- ASSIGNMENT
Each entry below is to be written out exactly, and the pictures are to be left out.

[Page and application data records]
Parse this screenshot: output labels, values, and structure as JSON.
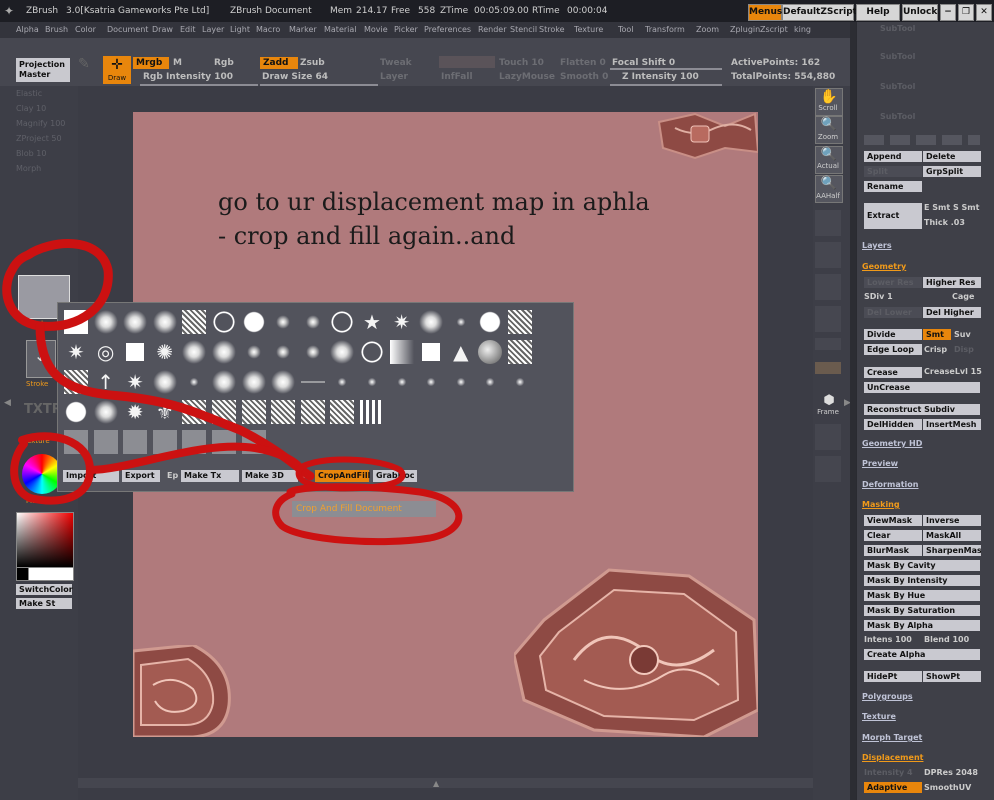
{
  "titlebar": {
    "app": "ZBrush",
    "version": "3.0[Ksatria Gameworks Pte Ltd]",
    "doc": "ZBrush Document",
    "mem_label": "Mem",
    "mem": "214.17",
    "free_label": "Free",
    "free": "558",
    "ztime_label": "ZTime",
    "ztime": "00:05:09.00",
    "rtime_label": "RTime",
    "rtime": "00:00:04",
    "menus": "Menus",
    "default_zscript": "DefaultZScript",
    "help": "Help",
    "unlock": "Unlock"
  },
  "menubar": [
    "Alpha",
    "Brush",
    "Color",
    "Document",
    "Draw",
    "Edit",
    "Layer",
    "Light",
    "Macro",
    "Marker",
    "Material",
    "Movie",
    "Picker",
    "Preferences",
    "Render",
    "Stencil",
    "Stroke",
    "Texture",
    "Tool",
    "Transform",
    "Zoom",
    "Zplugin",
    "Zscript",
    "king"
  ],
  "toolbar": {
    "projection_master": "Projection Master",
    "draw": "Draw",
    "mrgb": "Mrgb",
    "m": "M",
    "rgb": "Rgb",
    "rgb_intensity": "Rgb Intensity 100",
    "zadd": "Zadd",
    "zsub": "Zsub",
    "draw_size": "Draw Size 64",
    "focal_shift": "Focal Shift 0",
    "z_intensity": "Z Intensity 100",
    "active_points": "ActivePoints: 162",
    "total_points": "TotalPoints: 554,880",
    "dim1": "Tweak",
    "dim2": "Layer",
    "dim3": "InfFall",
    "dim4": "Touch 10",
    "dim5": "LazyMouse",
    "dim6": "Flatten 0",
    "dim7": "Smooth 0"
  },
  "left_shelf": {
    "sliders": [
      "Elastic",
      "Clay 10",
      "Magnify 100",
      "ZProject 50",
      "Blob 10",
      "Morph"
    ],
    "alpha_label": "Alpha",
    "stroke_label": "Stroke",
    "texture_label": "Texture",
    "material_label": "Material",
    "switch_color": "SwitchColor",
    "make_st": "Make St"
  },
  "canvas": {
    "line1": "go to ur displacement map in aphla",
    "line2": "- crop and fill again..and"
  },
  "alpha_popup": {
    "buttons": [
      "Import",
      "Export",
      "Ep",
      "Make Tx",
      "Make 3D",
      "Cc",
      "CropAndFill",
      "GrabDoc"
    ],
    "tooltip": "Crop And Fill Document"
  },
  "right_shelf": [
    "Scroll",
    "Zoom",
    "Actual",
    "AAHalf",
    "Frame"
  ],
  "tray": {
    "subtool_dim": [
      "SubTool",
      "SubTool",
      "SubTool",
      "SubTool"
    ],
    "append": "Append",
    "delete": "Delete",
    "split": "Split",
    "grpsplit": "GrpSplit",
    "rename": "Rename",
    "extract": "Extract",
    "e_smt": "E Smt S Smt",
    "thick": "Thick .03",
    "layers": "Layers",
    "geometry": "Geometry",
    "lower_res": "Lower Res",
    "higher_res": "Higher Res",
    "sdiv": "SDiv 1",
    "cage": "Cage",
    "del_lower": "Del Lower",
    "del_higher": "Del Higher",
    "divide": "Divide",
    "smt": "Smt",
    "suv": "Suv",
    "edge_loop": "Edge Loop",
    "crisp": "Crisp",
    "disp": "Disp",
    "crease": "Crease",
    "crease_lvl": "CreaseLvl 15",
    "uncrease": "UnCrease",
    "reconstruct": "Reconstruct Subdiv",
    "delhidden": "DelHidden",
    "insertmesh": "InsertMesh",
    "geometry_hd": "Geometry HD",
    "preview": "Preview",
    "deformation": "Deformation",
    "masking": "Masking",
    "viewmask": "ViewMask",
    "inverse": "Inverse",
    "clear": "Clear",
    "maskall": "MaskAll",
    "blurmask": "BlurMask",
    "sharpenmask": "SharpenMask",
    "mask_cavity": "Mask By Cavity",
    "mask_intensity": "Mask By Intensity",
    "mask_hue": "Mask By Hue",
    "mask_saturation": "Mask By Saturation",
    "mask_alpha": "Mask By Alpha",
    "intens": "Intens 100",
    "blend": "Blend 100",
    "create_alpha": "Create Alpha",
    "hidept": "HidePt",
    "showpt": "ShowPt",
    "polygroups": "Polygroups",
    "texture": "Texture",
    "morph_target": "Morph Target",
    "displacement": "Displacement",
    "intensity": "Intensity 4",
    "dpres": "DPRes 2048",
    "adaptive": "Adaptive",
    "smoothuv": "SmoothUV"
  },
  "colors": {
    "accent_orange": "#e8860c",
    "canvas_bg": "#b07a7c",
    "annotation_red": "#cc1111"
  }
}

- RESULT FOR THIS TASK
Parse this screenshot: output labels, values, and structure as JSON.
{
  "titlebar": {
    "app": "ZBrush",
    "version": "3.0[Ksatria Gameworks Pte Ltd]",
    "doc": "ZBrush Document",
    "mem_label": "Mem",
    "mem": "214.17",
    "free_label": "Free",
    "free": "558",
    "ztime_label": "ZTime",
    "ztime": "00:05:09.00",
    "rtime_label": "RTime",
    "rtime": "00:00:04",
    "menus": "Menus",
    "default_zscript": "DefaultZScript",
    "help": "Help",
    "unlock": "Unlock"
  },
  "menubar": [
    "Alpha",
    "Brush",
    "Color",
    "Document",
    "Draw",
    "Edit",
    "Layer",
    "Light",
    "Macro",
    "Marker",
    "Material",
    "Movie",
    "Picker",
    "Preferences",
    "Render",
    "Stencil",
    "Stroke",
    "Texture",
    "Tool",
    "Transform",
    "Zoom",
    "Zplugin",
    "Zscript",
    "king"
  ],
  "toolbar": {
    "projection_master": "Projection Master",
    "draw": "Draw",
    "mrgb": "Mrgb",
    "m": "M",
    "rgb": "Rgb",
    "rgb_intensity": "Rgb Intensity 100",
    "zadd": "Zadd",
    "zsub": "Zsub",
    "draw_size": "Draw Size 64",
    "focal_shift": "Focal Shift 0",
    "z_intensity": "Z Intensity 100",
    "active_points": "ActivePoints: 162",
    "total_points": "TotalPoints: 554,880",
    "dim1": "Tweak",
    "dim2": "Layer",
    "dim3": "InfFall",
    "dim4": "Touch 10",
    "dim5": "LazyMouse",
    "dim6": "Flatten 0",
    "dim7": "Smooth 0"
  },
  "left_shelf": {
    "sliders": [
      "Elastic",
      "Clay 10",
      "Magnify 100",
      "ZProject 50",
      "Blob 10",
      "Morph"
    ],
    "alpha_label": "Alpha",
    "stroke_label": "Stroke",
    "texture_label": "Texture",
    "material_label": "Material",
    "switch_color": "SwitchColor",
    "make_st": "Make St"
  },
  "canvas": {
    "line1": "go to ur displacement map in aphla",
    "line2": "- crop and fill again..and"
  },
  "alpha_popup": {
    "buttons": [
      "Import",
      "Export",
      "Ep",
      "Make Tx",
      "Make 3D",
      "Cc",
      "CropAndFill",
      "GrabDoc"
    ],
    "tooltip": "Crop And Fill Document"
  },
  "right_shelf": [
    "Scroll",
    "Zoom",
    "Actual",
    "AAHalf",
    "Frame"
  ],
  "tray": {
    "subtool_dim": [
      "SubTool",
      "SubTool",
      "SubTool",
      "SubTool"
    ],
    "append": "Append",
    "delete": "Delete",
    "split": "Split",
    "grpsplit": "GrpSplit",
    "rename": "Rename",
    "extract": "Extract",
    "e_smt": "E Smt S Smt",
    "thick": "Thick .03",
    "layers": "Layers",
    "geometry": "Geometry",
    "lower_res": "Lower Res",
    "higher_res": "Higher Res",
    "sdiv": "SDiv 1",
    "cage": "Cage",
    "del_lower": "Del Lower",
    "del_higher": "Del Higher",
    "divide": "Divide",
    "smt": "Smt",
    "suv": "Suv",
    "edge_loop": "Edge Loop",
    "crisp": "Crisp",
    "disp": "Disp",
    "crease": "Crease",
    "crease_lvl": "CreaseLvl 15",
    "uncrease": "UnCrease",
    "reconstruct": "Reconstruct Subdiv",
    "delhidden": "DelHidden",
    "insertmesh": "InsertMesh",
    "geometry_hd": "Geometry HD",
    "preview": "Preview",
    "deformation": "Deformation",
    "masking": "Masking",
    "viewmask": "ViewMask",
    "inverse": "Inverse",
    "clear": "Clear",
    "maskall": "MaskAll",
    "blurmask": "BlurMask",
    "sharpenmask": "SharpenMask",
    "mask_cavity": "Mask By Cavity",
    "mask_intensity": "Mask By Intensity",
    "mask_hue": "Mask By Hue",
    "mask_saturation": "Mask By Saturation",
    "mask_alpha": "Mask By Alpha",
    "intens": "Intens 100",
    "blend": "Blend 100",
    "create_alpha": "Create Alpha",
    "hidept": "HidePt",
    "showpt": "ShowPt",
    "polygroups": "Polygroups",
    "texture": "Texture",
    "morph_target": "Morph Target",
    "displacement": "Displacement",
    "intensity": "Intensity 4",
    "dpres": "DPRes 2048",
    "adaptive": "Adaptive",
    "smoothuv": "SmoothUV"
  },
  "colors": {
    "accent_orange": "#e8860c",
    "canvas_bg": "#b07a7c",
    "annotation_red": "#cc1111"
  }
}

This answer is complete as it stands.